**What is needed**: Return every line below in which "Tipo" appears.

**Dataset records**:

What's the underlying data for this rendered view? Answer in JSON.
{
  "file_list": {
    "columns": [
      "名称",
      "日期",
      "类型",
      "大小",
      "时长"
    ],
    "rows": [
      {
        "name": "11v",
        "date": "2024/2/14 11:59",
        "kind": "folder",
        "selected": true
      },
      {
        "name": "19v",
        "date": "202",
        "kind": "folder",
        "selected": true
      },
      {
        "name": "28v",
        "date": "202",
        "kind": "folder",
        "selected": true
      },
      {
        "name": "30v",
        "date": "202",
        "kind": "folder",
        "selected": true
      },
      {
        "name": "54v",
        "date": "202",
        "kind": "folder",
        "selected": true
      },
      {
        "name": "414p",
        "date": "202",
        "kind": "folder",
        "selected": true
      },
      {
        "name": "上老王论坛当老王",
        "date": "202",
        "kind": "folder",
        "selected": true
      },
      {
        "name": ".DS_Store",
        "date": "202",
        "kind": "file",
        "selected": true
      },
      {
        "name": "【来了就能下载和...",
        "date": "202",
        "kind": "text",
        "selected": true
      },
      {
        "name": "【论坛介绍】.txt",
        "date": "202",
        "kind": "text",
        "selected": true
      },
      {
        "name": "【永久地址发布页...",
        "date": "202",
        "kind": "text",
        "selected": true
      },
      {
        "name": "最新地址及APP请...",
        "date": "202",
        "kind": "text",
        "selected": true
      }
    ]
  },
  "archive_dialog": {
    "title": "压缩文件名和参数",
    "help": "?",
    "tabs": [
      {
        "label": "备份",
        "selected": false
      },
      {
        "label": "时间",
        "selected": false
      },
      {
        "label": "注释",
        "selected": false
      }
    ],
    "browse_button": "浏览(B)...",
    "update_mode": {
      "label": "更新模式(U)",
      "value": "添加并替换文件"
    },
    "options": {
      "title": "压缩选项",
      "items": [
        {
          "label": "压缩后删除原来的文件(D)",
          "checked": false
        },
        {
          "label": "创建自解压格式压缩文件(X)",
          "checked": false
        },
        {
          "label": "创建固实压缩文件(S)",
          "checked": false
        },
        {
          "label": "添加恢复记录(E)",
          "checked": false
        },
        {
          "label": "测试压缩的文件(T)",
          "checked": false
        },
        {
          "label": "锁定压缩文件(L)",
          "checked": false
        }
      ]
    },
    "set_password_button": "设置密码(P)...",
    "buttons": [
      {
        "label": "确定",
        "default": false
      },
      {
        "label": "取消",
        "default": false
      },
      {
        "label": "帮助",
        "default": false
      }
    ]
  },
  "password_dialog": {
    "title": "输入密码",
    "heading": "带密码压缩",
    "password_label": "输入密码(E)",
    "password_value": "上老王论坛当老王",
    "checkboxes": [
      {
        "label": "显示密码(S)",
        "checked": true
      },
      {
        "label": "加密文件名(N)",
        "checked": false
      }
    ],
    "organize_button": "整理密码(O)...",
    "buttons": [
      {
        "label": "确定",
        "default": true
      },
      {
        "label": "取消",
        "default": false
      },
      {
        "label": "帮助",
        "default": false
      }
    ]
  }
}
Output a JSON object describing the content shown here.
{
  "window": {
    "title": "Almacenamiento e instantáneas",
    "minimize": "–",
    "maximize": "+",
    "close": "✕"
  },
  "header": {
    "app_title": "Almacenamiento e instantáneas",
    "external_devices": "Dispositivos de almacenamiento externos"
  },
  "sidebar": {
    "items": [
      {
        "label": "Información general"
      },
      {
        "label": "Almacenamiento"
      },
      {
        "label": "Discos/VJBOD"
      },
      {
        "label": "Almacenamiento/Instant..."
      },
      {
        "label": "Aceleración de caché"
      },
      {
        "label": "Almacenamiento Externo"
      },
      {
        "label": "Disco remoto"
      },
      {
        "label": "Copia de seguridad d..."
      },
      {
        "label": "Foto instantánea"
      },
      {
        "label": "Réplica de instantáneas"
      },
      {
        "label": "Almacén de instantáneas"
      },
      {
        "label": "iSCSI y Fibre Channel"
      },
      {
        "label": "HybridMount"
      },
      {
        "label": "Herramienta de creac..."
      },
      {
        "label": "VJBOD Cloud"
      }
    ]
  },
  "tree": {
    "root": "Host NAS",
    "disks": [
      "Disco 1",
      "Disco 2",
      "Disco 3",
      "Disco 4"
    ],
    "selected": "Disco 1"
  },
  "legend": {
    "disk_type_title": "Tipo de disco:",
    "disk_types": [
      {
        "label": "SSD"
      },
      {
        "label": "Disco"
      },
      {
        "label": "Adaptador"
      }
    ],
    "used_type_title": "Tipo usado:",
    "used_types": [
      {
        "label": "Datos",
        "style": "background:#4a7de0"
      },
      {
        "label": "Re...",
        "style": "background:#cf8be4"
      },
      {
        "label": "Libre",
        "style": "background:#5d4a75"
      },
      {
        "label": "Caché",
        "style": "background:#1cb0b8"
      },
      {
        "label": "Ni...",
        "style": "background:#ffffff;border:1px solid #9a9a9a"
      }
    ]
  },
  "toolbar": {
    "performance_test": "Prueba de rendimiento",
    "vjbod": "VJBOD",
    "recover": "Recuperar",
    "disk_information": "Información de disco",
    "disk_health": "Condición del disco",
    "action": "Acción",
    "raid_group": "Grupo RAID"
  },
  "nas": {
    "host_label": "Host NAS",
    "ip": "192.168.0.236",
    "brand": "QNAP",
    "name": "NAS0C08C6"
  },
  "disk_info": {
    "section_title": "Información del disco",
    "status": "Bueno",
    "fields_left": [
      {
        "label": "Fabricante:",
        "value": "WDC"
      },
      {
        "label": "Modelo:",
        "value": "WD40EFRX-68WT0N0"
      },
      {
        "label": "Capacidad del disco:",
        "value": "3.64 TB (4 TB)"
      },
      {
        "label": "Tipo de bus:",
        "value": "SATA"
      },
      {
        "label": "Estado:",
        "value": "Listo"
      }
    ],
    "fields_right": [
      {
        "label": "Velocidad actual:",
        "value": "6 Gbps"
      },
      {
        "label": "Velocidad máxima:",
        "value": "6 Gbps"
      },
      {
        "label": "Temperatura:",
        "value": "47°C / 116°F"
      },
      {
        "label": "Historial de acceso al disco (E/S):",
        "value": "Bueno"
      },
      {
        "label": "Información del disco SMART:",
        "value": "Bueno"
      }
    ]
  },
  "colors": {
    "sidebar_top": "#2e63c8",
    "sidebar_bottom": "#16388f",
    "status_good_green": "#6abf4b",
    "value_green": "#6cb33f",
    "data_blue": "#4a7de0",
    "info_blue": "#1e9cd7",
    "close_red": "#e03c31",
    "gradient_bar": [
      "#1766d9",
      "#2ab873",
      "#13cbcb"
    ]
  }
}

**Expected output**:
    "disk_type_title": "Tipo de disco:",
    "used_type_title": "Tipo usado:",
        "label": "Tipo de bus:",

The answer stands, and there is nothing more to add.